§ **How to complete this task**
Copy out every line holding the string "Sports" from the records below.

§ **Source material**
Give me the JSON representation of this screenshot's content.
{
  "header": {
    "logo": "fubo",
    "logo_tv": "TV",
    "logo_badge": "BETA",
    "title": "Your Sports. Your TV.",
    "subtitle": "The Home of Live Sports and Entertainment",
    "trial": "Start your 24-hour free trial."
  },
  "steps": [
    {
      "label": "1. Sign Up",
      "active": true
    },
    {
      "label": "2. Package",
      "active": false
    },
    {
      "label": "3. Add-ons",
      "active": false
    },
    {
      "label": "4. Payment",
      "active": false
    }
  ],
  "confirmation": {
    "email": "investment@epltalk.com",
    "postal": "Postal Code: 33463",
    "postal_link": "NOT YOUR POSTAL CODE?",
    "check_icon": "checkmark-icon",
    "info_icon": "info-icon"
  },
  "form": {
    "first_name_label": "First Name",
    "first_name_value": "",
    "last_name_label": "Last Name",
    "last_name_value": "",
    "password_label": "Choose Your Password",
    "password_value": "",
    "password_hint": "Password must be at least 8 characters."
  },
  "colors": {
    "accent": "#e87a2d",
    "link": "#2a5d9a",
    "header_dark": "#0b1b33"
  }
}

§ **Result of the exercise**
    "title": "Your Sports. Your TV.",
    "subtitle": "The Home of Live Sports and Entertainment",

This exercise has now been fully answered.